··· RECORDS TO PROCESS ···
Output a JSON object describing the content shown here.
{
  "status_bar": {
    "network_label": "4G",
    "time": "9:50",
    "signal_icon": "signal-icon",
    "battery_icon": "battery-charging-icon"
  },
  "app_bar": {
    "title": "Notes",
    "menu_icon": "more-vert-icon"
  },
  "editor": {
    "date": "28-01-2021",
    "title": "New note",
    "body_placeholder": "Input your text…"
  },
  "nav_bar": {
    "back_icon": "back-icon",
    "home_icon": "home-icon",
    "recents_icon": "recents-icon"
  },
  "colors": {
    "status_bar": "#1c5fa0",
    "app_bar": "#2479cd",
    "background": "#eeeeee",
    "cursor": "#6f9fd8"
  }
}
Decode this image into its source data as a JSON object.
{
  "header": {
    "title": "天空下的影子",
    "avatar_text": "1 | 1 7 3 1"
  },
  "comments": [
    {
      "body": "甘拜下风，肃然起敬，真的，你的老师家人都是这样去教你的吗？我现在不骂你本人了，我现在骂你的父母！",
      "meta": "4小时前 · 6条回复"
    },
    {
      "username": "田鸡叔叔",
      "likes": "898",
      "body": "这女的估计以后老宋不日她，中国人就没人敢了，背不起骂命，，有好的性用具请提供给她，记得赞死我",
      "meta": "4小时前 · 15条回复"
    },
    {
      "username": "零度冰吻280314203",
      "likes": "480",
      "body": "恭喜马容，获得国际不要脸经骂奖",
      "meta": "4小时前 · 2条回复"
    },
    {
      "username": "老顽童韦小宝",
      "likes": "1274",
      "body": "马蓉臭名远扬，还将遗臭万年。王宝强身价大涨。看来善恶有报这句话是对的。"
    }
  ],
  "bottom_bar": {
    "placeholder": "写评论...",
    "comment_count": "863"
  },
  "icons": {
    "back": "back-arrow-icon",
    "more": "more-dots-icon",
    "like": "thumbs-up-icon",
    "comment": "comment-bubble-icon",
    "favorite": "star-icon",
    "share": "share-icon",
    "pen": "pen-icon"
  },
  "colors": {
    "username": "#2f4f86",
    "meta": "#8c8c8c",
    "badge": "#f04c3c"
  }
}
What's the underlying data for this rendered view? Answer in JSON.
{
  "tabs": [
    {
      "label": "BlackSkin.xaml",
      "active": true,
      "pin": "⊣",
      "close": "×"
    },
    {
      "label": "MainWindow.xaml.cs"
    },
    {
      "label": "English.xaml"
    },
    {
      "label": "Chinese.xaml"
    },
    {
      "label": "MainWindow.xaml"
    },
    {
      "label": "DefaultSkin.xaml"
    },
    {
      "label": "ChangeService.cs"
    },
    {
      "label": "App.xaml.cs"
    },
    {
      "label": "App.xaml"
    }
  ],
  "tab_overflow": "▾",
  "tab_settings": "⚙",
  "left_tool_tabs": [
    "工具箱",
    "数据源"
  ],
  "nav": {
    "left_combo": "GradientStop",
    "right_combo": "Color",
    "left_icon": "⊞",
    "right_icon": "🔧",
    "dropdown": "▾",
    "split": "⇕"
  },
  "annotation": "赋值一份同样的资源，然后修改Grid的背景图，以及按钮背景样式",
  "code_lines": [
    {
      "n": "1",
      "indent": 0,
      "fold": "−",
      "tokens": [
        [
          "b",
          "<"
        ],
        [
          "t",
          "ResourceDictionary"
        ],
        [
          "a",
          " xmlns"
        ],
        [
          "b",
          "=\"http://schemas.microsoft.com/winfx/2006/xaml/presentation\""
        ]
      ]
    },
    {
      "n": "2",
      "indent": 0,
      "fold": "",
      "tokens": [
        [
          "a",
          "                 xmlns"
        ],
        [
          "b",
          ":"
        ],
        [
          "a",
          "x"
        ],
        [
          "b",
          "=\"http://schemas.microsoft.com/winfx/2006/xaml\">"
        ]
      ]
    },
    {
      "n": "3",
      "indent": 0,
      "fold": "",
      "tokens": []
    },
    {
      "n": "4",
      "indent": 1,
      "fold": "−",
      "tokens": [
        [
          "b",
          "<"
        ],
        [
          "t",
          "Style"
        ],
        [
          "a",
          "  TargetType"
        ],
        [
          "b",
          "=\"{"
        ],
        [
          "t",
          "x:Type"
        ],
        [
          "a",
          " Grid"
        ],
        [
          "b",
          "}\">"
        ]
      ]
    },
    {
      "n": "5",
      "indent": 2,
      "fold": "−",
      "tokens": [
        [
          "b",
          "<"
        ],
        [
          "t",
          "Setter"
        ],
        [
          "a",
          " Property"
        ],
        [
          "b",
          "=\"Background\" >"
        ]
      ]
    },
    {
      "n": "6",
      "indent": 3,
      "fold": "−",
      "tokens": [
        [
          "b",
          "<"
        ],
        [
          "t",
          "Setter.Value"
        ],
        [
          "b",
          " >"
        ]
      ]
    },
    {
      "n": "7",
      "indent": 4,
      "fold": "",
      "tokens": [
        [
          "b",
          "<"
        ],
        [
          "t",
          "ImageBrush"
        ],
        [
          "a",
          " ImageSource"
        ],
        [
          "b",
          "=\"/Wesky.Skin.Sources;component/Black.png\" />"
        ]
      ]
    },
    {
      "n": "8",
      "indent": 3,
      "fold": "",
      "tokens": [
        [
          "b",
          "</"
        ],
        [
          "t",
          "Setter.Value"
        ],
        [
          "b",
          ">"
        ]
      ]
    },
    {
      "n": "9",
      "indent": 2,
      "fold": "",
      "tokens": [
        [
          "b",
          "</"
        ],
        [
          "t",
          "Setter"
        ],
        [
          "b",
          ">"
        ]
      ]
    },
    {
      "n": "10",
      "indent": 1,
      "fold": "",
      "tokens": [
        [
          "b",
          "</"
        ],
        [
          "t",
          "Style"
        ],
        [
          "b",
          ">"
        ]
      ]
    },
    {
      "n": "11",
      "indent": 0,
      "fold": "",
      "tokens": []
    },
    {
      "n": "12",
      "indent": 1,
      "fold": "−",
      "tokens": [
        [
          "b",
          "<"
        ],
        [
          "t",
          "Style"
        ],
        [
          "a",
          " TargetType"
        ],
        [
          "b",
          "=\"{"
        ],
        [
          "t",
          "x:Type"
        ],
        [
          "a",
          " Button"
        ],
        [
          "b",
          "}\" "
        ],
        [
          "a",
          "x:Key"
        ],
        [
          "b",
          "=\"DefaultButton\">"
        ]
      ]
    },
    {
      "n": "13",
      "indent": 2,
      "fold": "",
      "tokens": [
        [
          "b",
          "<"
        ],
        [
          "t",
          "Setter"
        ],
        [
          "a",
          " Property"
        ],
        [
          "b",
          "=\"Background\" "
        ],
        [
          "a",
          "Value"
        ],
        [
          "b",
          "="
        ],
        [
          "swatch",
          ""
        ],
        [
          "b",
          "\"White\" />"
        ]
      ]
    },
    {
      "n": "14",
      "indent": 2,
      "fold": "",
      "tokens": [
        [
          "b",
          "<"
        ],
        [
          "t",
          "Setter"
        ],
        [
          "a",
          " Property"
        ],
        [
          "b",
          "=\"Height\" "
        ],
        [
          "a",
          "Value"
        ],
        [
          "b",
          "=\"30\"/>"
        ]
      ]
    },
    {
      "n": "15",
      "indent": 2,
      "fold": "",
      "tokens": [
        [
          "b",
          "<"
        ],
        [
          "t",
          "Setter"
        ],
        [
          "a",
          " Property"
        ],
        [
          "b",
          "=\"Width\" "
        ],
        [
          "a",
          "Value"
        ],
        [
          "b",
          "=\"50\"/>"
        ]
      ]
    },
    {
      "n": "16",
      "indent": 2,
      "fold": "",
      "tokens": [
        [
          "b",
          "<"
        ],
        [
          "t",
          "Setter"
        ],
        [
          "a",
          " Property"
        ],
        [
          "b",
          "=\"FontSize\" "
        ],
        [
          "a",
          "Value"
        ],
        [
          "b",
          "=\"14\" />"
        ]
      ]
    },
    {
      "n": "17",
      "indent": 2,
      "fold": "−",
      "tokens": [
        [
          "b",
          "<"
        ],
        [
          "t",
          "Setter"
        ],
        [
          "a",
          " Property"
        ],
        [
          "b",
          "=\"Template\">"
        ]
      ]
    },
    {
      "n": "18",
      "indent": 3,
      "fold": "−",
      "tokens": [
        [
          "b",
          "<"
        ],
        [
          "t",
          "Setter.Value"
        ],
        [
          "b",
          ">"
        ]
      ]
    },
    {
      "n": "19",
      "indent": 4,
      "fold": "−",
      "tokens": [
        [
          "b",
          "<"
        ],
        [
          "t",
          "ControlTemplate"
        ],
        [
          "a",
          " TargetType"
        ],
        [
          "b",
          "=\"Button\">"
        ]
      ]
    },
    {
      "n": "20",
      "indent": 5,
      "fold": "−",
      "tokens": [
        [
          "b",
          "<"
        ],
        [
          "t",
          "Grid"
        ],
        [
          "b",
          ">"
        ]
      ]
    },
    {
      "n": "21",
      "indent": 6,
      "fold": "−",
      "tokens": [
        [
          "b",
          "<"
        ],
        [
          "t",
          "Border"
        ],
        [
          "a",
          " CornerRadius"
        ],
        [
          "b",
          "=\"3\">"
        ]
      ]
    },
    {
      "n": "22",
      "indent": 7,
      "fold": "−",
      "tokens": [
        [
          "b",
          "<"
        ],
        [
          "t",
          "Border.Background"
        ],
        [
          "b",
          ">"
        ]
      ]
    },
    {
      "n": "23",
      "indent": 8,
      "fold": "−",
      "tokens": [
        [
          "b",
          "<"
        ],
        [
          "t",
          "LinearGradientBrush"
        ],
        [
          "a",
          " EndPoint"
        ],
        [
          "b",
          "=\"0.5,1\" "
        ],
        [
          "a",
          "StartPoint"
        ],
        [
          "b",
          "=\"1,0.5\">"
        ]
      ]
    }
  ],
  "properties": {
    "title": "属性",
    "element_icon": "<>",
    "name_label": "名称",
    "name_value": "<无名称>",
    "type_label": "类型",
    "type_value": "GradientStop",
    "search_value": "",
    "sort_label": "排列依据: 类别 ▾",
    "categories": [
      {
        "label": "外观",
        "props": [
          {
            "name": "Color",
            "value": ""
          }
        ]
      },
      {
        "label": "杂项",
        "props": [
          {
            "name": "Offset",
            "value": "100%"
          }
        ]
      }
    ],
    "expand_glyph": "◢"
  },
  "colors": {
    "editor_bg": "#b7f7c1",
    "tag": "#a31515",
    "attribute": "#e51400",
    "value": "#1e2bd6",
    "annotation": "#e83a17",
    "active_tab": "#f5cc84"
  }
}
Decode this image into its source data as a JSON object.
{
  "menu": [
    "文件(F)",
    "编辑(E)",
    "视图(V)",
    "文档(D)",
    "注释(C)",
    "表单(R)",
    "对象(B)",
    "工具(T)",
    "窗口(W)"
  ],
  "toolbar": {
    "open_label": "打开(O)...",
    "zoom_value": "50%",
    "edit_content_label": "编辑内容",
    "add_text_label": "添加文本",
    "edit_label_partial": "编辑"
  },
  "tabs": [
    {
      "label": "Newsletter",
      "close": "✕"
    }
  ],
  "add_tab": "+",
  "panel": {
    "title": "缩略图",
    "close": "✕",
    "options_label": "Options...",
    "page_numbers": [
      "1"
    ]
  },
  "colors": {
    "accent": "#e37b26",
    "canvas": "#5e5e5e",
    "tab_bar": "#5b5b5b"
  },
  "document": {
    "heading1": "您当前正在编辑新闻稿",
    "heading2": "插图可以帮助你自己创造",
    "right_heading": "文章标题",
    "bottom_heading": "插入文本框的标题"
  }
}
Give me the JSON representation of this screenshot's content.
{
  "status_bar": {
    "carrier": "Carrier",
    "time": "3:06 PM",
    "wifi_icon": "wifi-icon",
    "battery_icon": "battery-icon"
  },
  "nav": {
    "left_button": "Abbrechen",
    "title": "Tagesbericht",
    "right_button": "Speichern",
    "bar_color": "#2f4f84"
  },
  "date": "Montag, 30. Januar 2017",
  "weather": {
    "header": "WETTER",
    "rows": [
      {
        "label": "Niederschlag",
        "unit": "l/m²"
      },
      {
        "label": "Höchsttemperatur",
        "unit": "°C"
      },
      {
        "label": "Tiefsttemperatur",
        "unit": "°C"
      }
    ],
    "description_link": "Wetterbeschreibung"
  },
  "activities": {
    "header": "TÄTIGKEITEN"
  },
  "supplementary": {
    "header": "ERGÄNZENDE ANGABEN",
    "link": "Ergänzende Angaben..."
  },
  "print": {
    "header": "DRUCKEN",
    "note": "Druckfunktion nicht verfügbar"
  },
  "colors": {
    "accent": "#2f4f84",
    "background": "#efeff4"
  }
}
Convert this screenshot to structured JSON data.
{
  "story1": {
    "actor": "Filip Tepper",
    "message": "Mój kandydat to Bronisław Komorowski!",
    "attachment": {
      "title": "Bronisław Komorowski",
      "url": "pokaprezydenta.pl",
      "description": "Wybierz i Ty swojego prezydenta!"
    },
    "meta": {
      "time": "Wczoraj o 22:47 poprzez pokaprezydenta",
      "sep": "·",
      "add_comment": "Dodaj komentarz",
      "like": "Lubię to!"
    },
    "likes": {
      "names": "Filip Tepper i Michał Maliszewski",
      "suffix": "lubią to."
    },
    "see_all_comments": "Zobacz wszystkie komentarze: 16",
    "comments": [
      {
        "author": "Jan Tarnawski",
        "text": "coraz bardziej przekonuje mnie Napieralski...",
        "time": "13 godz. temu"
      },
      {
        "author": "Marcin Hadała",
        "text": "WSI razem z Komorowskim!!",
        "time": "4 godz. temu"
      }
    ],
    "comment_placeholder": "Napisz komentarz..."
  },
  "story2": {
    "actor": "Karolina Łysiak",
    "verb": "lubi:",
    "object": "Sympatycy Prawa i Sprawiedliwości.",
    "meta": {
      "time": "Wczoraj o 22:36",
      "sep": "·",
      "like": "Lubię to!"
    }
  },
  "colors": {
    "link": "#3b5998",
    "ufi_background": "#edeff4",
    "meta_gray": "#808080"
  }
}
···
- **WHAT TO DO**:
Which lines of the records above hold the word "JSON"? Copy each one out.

- **RESPONSE AREA**:
Output a JSON object describing the content shown here.
Decode this image into its source data as a JSON object.
What's the underlying data for this rendered view? Answer in JSON.
Decode this image into its source data as a JSON object.
Give me the JSON representation of this screenshot's content.
Convert this screenshot to structured JSON data.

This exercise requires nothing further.